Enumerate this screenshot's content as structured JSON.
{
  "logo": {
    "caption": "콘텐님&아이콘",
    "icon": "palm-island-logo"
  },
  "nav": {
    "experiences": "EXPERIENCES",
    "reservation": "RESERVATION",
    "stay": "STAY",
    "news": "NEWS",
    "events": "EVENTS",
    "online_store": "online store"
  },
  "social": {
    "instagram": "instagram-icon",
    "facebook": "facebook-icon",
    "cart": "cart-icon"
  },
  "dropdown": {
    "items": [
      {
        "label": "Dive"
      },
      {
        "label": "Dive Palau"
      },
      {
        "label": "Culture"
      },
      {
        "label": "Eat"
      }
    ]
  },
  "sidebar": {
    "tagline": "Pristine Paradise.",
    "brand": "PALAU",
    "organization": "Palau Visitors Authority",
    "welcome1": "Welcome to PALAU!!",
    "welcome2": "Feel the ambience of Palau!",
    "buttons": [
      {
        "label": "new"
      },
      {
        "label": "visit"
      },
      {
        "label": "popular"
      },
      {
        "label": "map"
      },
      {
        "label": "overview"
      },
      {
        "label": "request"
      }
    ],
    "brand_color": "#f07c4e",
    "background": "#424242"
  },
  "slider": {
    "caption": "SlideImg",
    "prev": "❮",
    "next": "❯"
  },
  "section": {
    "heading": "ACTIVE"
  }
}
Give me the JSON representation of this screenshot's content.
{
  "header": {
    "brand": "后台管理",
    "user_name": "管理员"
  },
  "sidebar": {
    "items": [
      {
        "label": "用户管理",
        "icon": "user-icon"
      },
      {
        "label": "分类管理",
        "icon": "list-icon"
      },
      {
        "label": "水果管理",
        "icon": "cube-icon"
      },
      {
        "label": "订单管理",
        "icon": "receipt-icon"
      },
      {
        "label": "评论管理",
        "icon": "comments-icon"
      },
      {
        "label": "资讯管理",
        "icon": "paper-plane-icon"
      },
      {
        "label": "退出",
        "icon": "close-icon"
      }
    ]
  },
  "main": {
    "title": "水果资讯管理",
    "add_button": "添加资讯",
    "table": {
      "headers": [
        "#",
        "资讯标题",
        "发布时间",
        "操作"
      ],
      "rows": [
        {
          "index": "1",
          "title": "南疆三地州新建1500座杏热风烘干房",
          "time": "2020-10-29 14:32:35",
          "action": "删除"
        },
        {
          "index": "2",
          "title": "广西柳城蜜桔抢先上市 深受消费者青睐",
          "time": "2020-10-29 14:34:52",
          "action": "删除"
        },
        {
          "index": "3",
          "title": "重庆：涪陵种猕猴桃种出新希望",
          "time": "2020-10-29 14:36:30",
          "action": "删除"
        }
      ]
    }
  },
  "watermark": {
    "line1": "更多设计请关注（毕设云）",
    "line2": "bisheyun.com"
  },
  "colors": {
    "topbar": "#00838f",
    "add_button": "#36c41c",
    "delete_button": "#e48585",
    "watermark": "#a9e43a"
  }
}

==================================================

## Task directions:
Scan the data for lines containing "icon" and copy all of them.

## Exercise answer:
    "icon": "palm-island-logo"
    "instagram": "instagram-icon",
    "facebook": "facebook-icon",
    "cart": "cart-icon"
        "icon": "user-icon"
        "icon": "list-icon"
        "icon": "cube-icon"
        "icon": "receipt-icon"
        "icon": "comments-icon"
        "icon": "paper-plane-icon"
        "icon": "close-icon"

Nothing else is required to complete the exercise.